Exercise aim: Would you repeat all of the records underneath, exactly as written?

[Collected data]
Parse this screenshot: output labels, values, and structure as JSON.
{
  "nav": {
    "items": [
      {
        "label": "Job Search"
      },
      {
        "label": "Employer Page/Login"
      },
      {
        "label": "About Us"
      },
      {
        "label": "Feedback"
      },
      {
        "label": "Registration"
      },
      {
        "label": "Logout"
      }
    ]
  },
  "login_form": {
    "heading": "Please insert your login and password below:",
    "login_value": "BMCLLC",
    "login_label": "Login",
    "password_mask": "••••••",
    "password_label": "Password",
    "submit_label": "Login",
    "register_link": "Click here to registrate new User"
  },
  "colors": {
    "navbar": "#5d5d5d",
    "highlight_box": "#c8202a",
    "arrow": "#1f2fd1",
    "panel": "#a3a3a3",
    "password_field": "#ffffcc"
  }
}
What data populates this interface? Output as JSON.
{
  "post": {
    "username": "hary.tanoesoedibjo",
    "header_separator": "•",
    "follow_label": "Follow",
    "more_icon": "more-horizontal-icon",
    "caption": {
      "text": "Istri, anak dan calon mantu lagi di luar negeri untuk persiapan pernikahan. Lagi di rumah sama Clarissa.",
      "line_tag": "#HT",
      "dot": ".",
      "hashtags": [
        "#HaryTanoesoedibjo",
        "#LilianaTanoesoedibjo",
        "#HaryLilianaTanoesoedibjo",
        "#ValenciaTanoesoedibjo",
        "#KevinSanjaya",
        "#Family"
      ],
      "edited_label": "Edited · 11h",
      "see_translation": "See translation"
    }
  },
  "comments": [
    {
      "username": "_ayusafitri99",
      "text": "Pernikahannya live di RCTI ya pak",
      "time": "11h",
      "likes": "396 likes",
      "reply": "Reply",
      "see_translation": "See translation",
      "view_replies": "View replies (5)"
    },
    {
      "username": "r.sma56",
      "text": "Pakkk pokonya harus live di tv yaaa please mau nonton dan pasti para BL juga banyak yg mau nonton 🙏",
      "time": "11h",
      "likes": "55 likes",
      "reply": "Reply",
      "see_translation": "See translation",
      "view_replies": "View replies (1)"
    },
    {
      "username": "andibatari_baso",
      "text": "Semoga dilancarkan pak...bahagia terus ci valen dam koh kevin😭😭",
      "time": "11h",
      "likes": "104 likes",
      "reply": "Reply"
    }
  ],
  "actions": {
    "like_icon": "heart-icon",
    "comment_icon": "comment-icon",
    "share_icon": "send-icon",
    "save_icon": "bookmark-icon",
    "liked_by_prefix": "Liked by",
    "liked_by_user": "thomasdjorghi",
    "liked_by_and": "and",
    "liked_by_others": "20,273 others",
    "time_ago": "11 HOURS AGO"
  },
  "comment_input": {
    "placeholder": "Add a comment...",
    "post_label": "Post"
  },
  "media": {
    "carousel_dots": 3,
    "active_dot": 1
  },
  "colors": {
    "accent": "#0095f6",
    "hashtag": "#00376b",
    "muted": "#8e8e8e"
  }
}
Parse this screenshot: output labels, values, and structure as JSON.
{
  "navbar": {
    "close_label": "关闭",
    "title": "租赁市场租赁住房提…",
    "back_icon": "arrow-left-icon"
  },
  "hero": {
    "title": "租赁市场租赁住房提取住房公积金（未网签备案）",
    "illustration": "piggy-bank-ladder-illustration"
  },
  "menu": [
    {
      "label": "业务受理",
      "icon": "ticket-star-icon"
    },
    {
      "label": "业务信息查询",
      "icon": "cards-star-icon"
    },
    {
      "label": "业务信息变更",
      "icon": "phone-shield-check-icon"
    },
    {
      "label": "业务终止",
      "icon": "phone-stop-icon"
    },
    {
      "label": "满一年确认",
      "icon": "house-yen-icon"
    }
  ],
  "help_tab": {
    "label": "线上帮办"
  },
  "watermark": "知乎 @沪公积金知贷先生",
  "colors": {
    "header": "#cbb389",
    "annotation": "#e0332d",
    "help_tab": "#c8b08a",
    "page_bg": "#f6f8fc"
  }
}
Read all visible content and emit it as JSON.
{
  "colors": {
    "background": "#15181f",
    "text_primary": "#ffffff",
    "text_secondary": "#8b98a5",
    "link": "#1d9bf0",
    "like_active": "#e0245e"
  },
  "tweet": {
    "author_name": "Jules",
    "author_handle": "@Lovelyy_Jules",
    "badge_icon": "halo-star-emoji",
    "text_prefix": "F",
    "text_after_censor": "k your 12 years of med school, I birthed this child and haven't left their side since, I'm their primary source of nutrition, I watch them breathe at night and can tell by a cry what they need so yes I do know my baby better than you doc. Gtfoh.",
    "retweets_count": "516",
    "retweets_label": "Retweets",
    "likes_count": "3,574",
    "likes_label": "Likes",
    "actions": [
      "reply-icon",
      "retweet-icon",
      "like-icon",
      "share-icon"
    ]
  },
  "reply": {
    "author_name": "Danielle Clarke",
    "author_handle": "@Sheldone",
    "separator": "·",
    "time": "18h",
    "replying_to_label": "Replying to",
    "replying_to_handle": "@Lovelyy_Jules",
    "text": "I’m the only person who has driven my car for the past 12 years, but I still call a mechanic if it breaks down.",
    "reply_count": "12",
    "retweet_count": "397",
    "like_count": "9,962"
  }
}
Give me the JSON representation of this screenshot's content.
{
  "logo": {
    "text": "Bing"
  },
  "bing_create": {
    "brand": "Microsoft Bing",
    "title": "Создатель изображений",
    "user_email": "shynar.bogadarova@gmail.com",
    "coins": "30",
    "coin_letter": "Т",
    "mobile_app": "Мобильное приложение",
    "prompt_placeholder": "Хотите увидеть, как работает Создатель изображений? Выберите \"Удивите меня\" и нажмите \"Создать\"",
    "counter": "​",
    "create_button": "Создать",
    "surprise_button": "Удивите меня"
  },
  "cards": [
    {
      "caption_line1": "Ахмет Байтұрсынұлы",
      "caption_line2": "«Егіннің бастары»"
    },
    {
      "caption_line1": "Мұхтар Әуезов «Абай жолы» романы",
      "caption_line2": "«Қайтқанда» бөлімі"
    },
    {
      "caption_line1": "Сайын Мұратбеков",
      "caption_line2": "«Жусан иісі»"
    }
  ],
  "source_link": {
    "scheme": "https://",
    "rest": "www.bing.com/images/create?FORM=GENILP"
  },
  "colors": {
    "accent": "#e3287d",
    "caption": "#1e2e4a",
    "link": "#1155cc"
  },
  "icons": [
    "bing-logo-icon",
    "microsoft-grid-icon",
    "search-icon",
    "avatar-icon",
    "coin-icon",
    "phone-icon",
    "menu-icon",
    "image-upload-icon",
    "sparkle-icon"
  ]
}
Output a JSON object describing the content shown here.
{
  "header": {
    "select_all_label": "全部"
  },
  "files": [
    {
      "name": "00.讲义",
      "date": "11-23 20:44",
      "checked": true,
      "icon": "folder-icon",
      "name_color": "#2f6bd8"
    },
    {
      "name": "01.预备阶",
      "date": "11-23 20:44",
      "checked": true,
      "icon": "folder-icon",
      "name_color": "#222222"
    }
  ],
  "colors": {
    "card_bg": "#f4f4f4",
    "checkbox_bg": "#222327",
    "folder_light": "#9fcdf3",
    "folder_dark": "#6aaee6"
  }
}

Response area:
Parse this screenshot: output labels, values, and structure as JSON.
{
  "nav": {
    "items": [
      {
        "label": "Job Search"
      },
      {
        "label": "Employer Page/Login"
      },
      {
        "label": "About Us"
      },
      {
        "label": "Feedback"
      },
      {
        "label": "Registration"
      },
      {
        "label": "Logout"
      }
    ]
  },
  "login_form": {
    "heading": "Please insert your login and password below:",
    "login_value": "BMCLLC",
    "login_label": "Login",
    "password_mask": "••••••",
    "password_label": "Password",
    "submit_label": "Login",
    "register_link": "Click here to registrate new User"
  },
  "colors": {
    "navbar": "#5d5d5d",
    "highlight_box": "#c8202a",
    "arrow": "#1f2fd1",
    "panel": "#a3a3a3",
    "password_field": "#ffffcc"
  }
}
What data populates this interface? Output as JSON.
{
  "post": {
    "username": "hary.tanoesoedibjo",
    "header_separator": "•",
    "follow_label": "Follow",
    "more_icon": "more-horizontal-icon",
    "caption": {
      "text": "Istri, anak dan calon mantu lagi di luar negeri untuk persiapan pernikahan. Lagi di rumah sama Clarissa.",
      "line_tag": "#HT",
      "dot": ".",
      "hashtags": [
        "#HaryTanoesoedibjo",
        "#LilianaTanoesoedibjo",
        "#HaryLilianaTanoesoedibjo",
        "#ValenciaTanoesoedibjo",
        "#KevinSanjaya",
        "#Family"
      ],
      "edited_label": "Edited · 11h",
      "see_translation": "See translation"
    }
  },
  "comments": [
    {
      "username": "_ayusafitri99",
      "text": "Pernikahannya live di RCTI ya pak",
      "time": "11h",
      "likes": "396 likes",
      "reply": "Reply",
      "see_translation": "See translation",
      "view_replies": "View replies (5)"
    },
    {
      "username": "r.sma56",
      "text": "Pakkk pokonya harus live di tv yaaa please mau nonton dan pasti para BL juga banyak yg mau nonton 🙏",
      "time": "11h",
      "likes": "55 likes",
      "reply": "Reply",
      "see_translation": "See translation",
      "view_replies": "View replies (1)"
    },
    {
      "username": "andibatari_baso",
      "text": "Semoga dilancarkan pak...bahagia terus ci valen dam koh kevin😭😭",
      "time": "11h",
      "likes": "104 likes",
      "reply": "Reply"
    }
  ],
  "actions": {
    "like_icon": "heart-icon",
    "comment_icon": "comment-icon",
    "share_icon": "send-icon",
    "save_icon": "bookmark-icon",
    "liked_by_prefix": "Liked by",
    "liked_by_user": "thomasdjorghi",
    "liked_by_and": "and",
    "liked_by_others": "20,273 others",
    "time_ago": "11 HOURS AGO"
  },
  "comment_input": {
    "placeholder": "Add a comment...",
    "post_label": "Post"
  },
  "media": {
    "carousel_dots": 3,
    "active_dot": 1
  },
  "colors": {
    "accent": "#0095f6",
    "hashtag": "#00376b",
    "muted": "#8e8e8e"
  }
}
Parse this screenshot: output labels, values, and structure as JSON.
{
  "navbar": {
    "close_label": "关闭",
    "title": "租赁市场租赁住房提…",
    "back_icon": "arrow-left-icon"
  },
  "hero": {
    "title": "租赁市场租赁住房提取住房公积金（未网签备案）",
    "illustration": "piggy-bank-ladder-illustration"
  },
  "menu": [
    {
      "label": "业务受理",
      "icon": "ticket-star-icon"
    },
    {
      "label": "业务信息查询",
      "icon": "cards-star-icon"
    },
    {
      "label": "业务信息变更",
      "icon": "phone-shield-check-icon"
    },
    {
      "label": "业务终止",
      "icon": "phone-stop-icon"
    },
    {
      "label": "满一年确认",
      "icon": "house-yen-icon"
    }
  ],
  "help_tab": {
    "label": "线上帮办"
  },
  "watermark": "知乎 @沪公积金知贷先生",
  "colors": {
    "header": "#cbb389",
    "annotation": "#e0332d",
    "help_tab": "#c8b08a",
    "page_bg": "#f6f8fc"
  }
}
Read all visible content and emit it as JSON.
{
  "colors": {
    "background": "#15181f",
    "text_primary": "#ffffff",
    "text_secondary": "#8b98a5",
    "link": "#1d9bf0",
    "like_active": "#e0245e"
  },
  "tweet": {
    "author_name": "Jules",
    "author_handle": "@Lovelyy_Jules",
    "badge_icon": "halo-star-emoji",
    "text_prefix": "F",
    "text_after_censor": "k your 12 years of med school, I birthed this child and haven't left their side since, I'm their primary source of nutrition, I watch them breathe at night and can tell by a cry what they need so yes I do know my baby better than you doc. Gtfoh.",
    "retweets_count": "516",
    "retweets_label": "Retweets",
    "likes_count": "3,574",
    "likes_label": "Likes",
    "actions": [
      "reply-icon",
      "retweet-icon",
      "like-icon",
      "share-icon"
    ]
  },
  "reply": {
    "author_name": "Danielle Clarke",
    "author_handle": "@Sheldone",
    "separator": "·",
    "time": "18h",
    "replying_to_label": "Replying to",
    "replying_to_handle": "@Lovelyy_Jules",
    "text": "I’m the only person who has driven my car for the past 12 years, but I still call a mechanic if it breaks down.",
    "reply_count": "12",
    "retweet_count": "397",
    "like_count": "9,962"
  }
}
Give me the JSON representation of this screenshot's content.
{
  "logo": {
    "text": "Bing"
  },
  "bing_create": {
    "brand": "Microsoft Bing",
    "title": "Создатель изображений",
    "user_email": "shynar.bogadarova@gmail.com",
    "coins": "30",
    "coin_letter": "Т",
    "mobile_app": "Мобильное приложение",
    "prompt_placeholder": "Хотите увидеть, как работает Создатель изображений? Выберите \"Удивите меня\" и нажмите \"Создать\"",
    "counter": "​",
    "create_button": "Создать",
    "surprise_button": "Удивите меня"
  },
  "cards": [
    {
      "caption_line1": "Ахмет Байтұрсынұлы",
      "caption_line2": "«Егіннің бастары»"
    },
    {
      "caption_line1": "Мұхтар Әуезов «Абай жолы» романы",
      "caption_line2": "«Қайтқанда» бөлімі"
    },
    {
      "caption_line1": "Сайын Мұратбеков",
      "caption_line2": "«Жусан иісі»"
    }
  ],
  "source_link": {
    "scheme": "https://",
    "rest": "www.bing.com/images/create?FORM=GENILP"
  },
  "colors": {
    "accent": "#e3287d",
    "caption": "#1e2e4a",
    "link": "#1155cc"
  },
  "icons": [
    "bing-logo-icon",
    "microsoft-grid-icon",
    "search-icon",
    "avatar-icon",
    "coin-icon",
    "phone-icon",
    "menu-icon",
    "image-upload-icon",
    "sparkle-icon"
  ]
}
Output a JSON object describing the content shown here.
{
  "header": {
    "select_all_label": "全部"
  },
  "files": [
    {
      "name": "00.讲义",
      "date": "11-23 20:44",
      "checked": true,
      "icon": "folder-icon",
      "name_color": "#2f6bd8"
    },
    {
      "name": "01.预备阶",
      "date": "11-23 20:44",
      "checked": true,
      "icon": "folder-icon",
      "name_color": "#222222"
    }
  ],
  "colors": {
    "card_bg": "#f4f4f4",
    "checkbox_bg": "#222327",
    "folder_light": "#9fcdf3",
    "folder_dark": "#6aaee6"
  }
}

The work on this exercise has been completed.